The past often guides decision making. There is a saying in investment circles that goes something like this: past performance is seldom indicative of future performance. Looking at events from a historical perspective and making assumptions about the future is a dicey proposition. This is where theory comes into play. Theory is how we conceptualize the future. Practical empirical data is historical, and the application of a particular concept may no longer be applicable in the present or future. Things change in politics. Ironically, political change is the only certainty! In theory, all ideas are conceptualized in the future with the present and past as guideposts. But we cannot depend on the past or present, leading to specific outcomes in the future.
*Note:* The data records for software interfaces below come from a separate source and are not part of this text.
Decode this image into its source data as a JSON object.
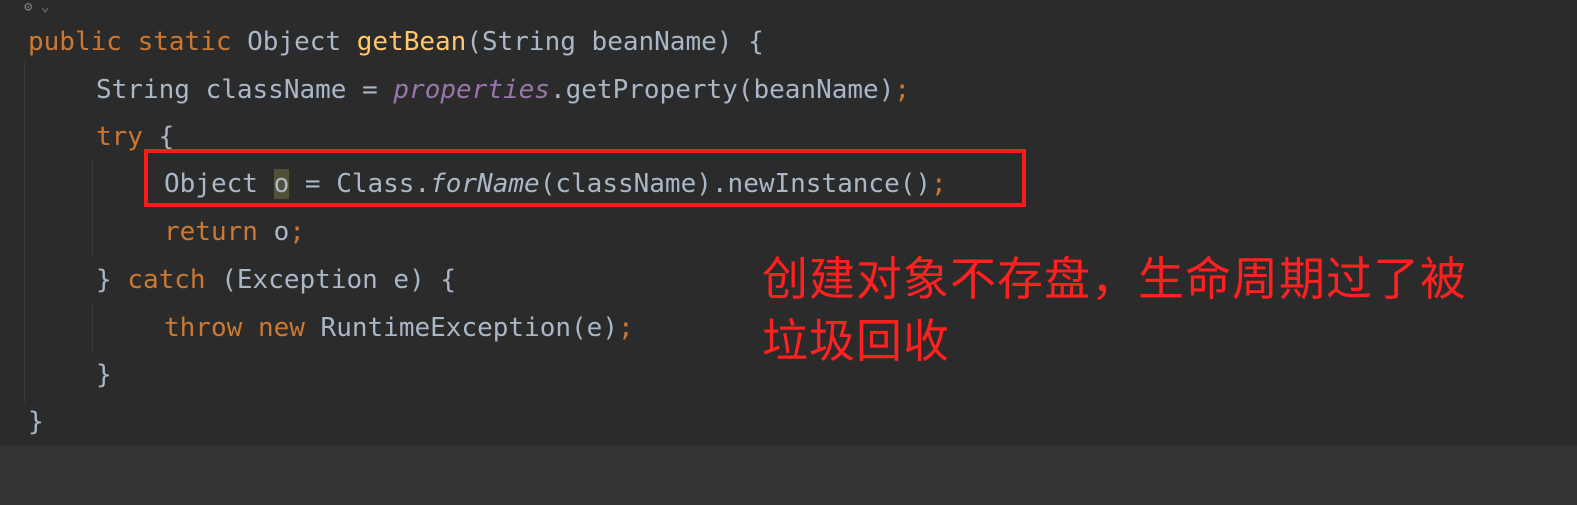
{
  "gutter": {
    "icon": "code-vision-icon",
    "glyph": "⚙ ⌄"
  },
  "code": {
    "line1": {
      "kw1": "public",
      "kw2": "static",
      "type": "Object",
      "fn": "getBean",
      "rest": "(String beanName) {"
    },
    "line2": {
      "prefix": "String className = ",
      "field": "properties",
      "rest": ".getProperty(beanName)",
      "semi": ";"
    },
    "line3": {
      "kw": "try",
      "rest": " {"
    },
    "line4": {
      "pre": "Object ",
      "var": "o",
      "mid": " = Class.",
      "method": "forName",
      "post": "(className).newInstance()",
      "semi": ";"
    },
    "line5": {
      "kw": "return",
      "rest": " o",
      "semi": ";"
    },
    "line6": {
      "pre": "} ",
      "kw": "catch",
      "rest": " (Exception e) {"
    },
    "line7": {
      "kw1": "throw",
      "kw2": "new",
      "rest": " RuntimeException(e)",
      "semi": ";"
    },
    "line8": {
      "text": "}"
    },
    "line9": {
      "text": "}"
    }
  },
  "annotation": {
    "line1": "创建对象不存盘，生命周期过了被",
    "line2": "垃圾回收",
    "color": "#ff2020"
  },
  "colors": {
    "background": "#2b2b2b",
    "keyword": "#cc7832",
    "function": "#ffc66d",
    "field": "#9876aa",
    "text": "#a9b7c6",
    "highlight_border": "#ff1a1a"
  }
}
One example in political theory and how theory guides future practice (theoria to praxis) is the writing of the United States Constitution. Every word of the Constitution was grounded in the practical realities of creating a government and political system that sharply differed from the existing eighteenth-century models. The founders were keenly aware of the contrast in the proposed political system for America and political systems in Europe. Making the leap from concept to reality could not have happened if the writers had not been thoroughly immersed in philosophy and political theory beginning with Plato and Aristotle.
A short list of political theorists like Locke, Rousseau, Hume, Kant, Montesquieu, and Voltaire all contributed to the framework of the Constitution through their theoretical work, which the framers borrowed from. While practical governing issues and citizen responsibilities are integral parts of the Constitution, the theoretical framework allowed the document to survive innumerable political, societal, and domestic challenges. The United States Constitution is the amalgamation of political theory and political practice.
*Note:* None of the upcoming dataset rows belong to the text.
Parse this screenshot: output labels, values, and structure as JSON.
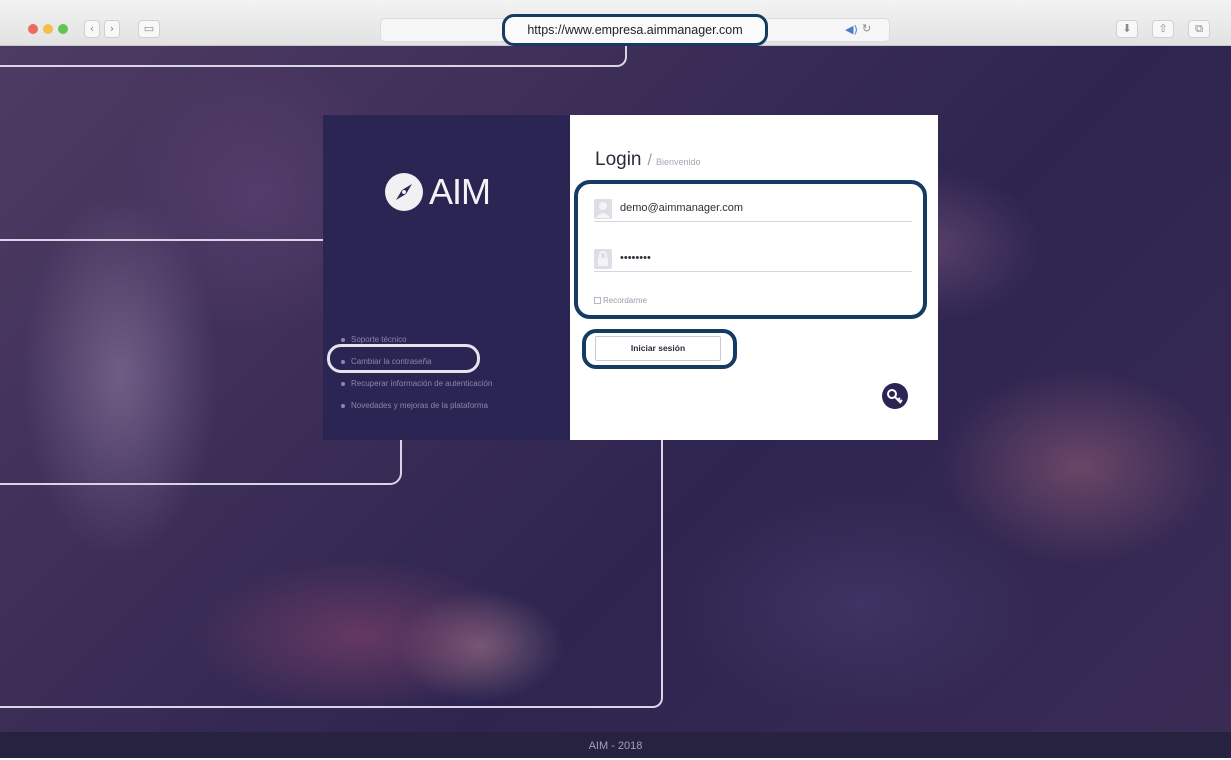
{
  "browser": {
    "url": "https://www.empresa.aimmanager.com",
    "back_glyph": "‹",
    "forward_glyph": "›",
    "sidebar_glyph": "▭",
    "audio_glyph": "◀)",
    "reload_glyph": "↻",
    "download_glyph": "⬇",
    "share_glyph": "⇧",
    "tabs_glyph": "⧉"
  },
  "brand": {
    "logo_text": "AIM",
    "icon": "compass-icon"
  },
  "sidebar_links": [
    "Soporte técnico",
    "Cambiar la contraseña",
    "Recuperar información de autenticación",
    "Novedades y mejoras de la plataforma"
  ],
  "login": {
    "title": "Login",
    "subtitle": "Bienvenido",
    "username_value": "demo@aimmanager.com",
    "password_value": "••••••••",
    "remember_label": "Recordarme",
    "submit_label": "Iniciar sesión",
    "key_glyph": "🔍"
  },
  "footer": {
    "text": "AIM - 2018"
  },
  "colors": {
    "highlight": "#153b62",
    "panel": "#2b2553"
  }
}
We study political theory because in many ways, significant historical events are products of the political theory of that day and time. However, the study of political theory is the study of the future as well as the past. While history provides empirical data as to why things are the way they are today, political theory allows us to project what we desire in the future and what the future may look like.